ABOUT THIS TASK: Check each line of the entries for the string "author". Report only how many lines have it.

______

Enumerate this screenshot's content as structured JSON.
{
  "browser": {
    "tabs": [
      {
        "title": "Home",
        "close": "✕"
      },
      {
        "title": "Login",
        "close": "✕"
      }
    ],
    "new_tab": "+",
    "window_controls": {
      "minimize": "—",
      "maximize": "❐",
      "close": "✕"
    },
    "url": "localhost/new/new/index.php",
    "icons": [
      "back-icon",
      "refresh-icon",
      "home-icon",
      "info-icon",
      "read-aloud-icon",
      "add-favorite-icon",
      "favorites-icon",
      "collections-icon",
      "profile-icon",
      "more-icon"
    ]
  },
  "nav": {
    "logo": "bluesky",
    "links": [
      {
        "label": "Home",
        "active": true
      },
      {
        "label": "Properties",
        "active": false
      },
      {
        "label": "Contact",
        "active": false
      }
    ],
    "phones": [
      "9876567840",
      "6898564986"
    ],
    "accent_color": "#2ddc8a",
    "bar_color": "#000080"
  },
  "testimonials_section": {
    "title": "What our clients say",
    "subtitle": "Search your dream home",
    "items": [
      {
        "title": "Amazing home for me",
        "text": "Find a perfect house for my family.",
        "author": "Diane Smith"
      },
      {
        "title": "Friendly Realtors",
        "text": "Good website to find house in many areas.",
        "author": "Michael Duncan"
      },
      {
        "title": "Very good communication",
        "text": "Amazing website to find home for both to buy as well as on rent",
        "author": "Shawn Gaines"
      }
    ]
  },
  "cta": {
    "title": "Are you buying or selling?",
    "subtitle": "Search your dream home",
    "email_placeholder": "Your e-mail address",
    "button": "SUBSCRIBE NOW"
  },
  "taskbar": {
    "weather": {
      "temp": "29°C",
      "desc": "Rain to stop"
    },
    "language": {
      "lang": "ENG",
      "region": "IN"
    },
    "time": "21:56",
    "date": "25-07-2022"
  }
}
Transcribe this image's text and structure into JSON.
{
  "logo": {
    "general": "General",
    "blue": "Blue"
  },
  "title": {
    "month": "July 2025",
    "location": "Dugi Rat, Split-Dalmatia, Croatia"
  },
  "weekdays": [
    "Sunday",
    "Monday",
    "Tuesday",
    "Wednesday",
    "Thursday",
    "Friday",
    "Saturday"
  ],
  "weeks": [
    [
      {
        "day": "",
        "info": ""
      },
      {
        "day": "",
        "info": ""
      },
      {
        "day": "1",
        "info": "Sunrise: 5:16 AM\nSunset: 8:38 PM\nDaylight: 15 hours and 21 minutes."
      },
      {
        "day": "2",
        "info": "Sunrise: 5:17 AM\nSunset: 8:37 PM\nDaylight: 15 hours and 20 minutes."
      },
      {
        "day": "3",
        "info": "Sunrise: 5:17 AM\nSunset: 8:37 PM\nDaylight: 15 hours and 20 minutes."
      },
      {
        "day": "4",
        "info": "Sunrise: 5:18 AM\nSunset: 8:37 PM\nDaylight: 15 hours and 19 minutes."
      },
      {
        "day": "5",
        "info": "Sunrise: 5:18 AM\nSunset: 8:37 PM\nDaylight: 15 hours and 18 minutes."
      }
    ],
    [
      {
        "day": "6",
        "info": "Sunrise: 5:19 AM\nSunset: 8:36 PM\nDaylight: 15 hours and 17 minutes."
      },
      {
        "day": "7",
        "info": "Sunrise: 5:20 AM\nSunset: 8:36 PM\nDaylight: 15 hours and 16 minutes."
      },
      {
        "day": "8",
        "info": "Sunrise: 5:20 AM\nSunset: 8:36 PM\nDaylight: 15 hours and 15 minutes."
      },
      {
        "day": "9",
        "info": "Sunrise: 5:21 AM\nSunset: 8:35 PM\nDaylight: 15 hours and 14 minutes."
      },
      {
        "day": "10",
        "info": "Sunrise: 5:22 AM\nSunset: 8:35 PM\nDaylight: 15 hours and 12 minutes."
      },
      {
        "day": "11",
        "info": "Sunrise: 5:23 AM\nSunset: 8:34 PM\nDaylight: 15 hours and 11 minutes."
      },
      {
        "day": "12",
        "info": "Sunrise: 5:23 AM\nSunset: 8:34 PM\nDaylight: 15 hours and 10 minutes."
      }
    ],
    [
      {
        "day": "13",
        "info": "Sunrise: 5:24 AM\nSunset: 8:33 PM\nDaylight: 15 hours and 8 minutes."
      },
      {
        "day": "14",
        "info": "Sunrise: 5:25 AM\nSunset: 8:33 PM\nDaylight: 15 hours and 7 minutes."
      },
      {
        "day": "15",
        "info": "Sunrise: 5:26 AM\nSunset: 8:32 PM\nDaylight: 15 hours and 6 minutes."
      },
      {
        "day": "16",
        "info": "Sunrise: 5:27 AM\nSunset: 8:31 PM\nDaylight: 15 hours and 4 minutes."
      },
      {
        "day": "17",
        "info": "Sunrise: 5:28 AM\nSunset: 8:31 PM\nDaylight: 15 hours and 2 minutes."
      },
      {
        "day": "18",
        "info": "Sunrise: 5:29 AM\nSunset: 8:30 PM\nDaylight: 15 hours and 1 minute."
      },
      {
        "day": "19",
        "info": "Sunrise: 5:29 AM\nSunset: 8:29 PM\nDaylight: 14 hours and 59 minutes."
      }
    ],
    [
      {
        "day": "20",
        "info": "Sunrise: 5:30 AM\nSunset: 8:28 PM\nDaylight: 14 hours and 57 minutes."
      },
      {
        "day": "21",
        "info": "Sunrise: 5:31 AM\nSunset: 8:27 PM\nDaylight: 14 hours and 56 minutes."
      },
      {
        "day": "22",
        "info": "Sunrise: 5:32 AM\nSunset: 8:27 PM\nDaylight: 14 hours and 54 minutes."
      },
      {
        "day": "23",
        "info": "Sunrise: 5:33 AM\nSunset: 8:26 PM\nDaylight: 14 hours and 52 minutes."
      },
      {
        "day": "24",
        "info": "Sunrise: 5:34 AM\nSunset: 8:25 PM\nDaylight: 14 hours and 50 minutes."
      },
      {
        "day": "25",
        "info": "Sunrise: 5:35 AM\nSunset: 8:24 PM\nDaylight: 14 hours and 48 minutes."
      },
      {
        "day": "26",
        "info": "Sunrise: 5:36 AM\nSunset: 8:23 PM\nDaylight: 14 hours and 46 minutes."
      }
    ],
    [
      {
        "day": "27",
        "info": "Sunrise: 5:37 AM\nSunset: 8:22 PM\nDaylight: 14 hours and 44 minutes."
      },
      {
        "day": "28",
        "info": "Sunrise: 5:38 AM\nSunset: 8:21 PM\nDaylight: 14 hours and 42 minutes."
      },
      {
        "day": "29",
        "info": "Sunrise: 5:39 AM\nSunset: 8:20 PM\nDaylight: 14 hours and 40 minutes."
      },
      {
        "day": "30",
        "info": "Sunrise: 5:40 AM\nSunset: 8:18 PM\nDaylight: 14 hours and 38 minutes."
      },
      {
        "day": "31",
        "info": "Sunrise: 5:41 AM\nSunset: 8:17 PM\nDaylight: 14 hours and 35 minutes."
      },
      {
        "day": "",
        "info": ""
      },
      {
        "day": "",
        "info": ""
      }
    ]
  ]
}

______

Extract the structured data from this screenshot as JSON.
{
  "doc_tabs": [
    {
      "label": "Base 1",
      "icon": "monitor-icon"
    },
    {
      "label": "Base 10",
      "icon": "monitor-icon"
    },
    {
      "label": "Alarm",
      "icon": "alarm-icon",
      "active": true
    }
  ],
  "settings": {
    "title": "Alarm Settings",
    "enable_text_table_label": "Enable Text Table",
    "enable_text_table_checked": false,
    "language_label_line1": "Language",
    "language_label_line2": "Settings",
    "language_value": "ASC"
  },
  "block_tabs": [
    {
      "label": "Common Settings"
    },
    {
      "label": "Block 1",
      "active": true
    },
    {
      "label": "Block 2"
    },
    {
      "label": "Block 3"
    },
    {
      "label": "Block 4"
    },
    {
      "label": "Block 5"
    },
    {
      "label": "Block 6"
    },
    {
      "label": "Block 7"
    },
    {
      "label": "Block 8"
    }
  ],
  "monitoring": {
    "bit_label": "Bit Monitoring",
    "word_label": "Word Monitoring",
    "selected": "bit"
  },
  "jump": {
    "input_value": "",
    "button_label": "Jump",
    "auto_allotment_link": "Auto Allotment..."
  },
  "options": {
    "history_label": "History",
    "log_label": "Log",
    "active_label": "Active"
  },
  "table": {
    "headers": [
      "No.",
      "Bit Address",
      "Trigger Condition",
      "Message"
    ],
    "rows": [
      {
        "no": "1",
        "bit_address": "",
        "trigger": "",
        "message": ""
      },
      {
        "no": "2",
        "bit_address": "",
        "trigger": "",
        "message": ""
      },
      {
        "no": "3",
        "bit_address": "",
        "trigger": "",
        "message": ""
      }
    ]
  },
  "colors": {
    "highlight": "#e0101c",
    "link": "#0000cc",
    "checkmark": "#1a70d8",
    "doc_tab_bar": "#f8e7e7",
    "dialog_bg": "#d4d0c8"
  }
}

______

RESPONSE: 3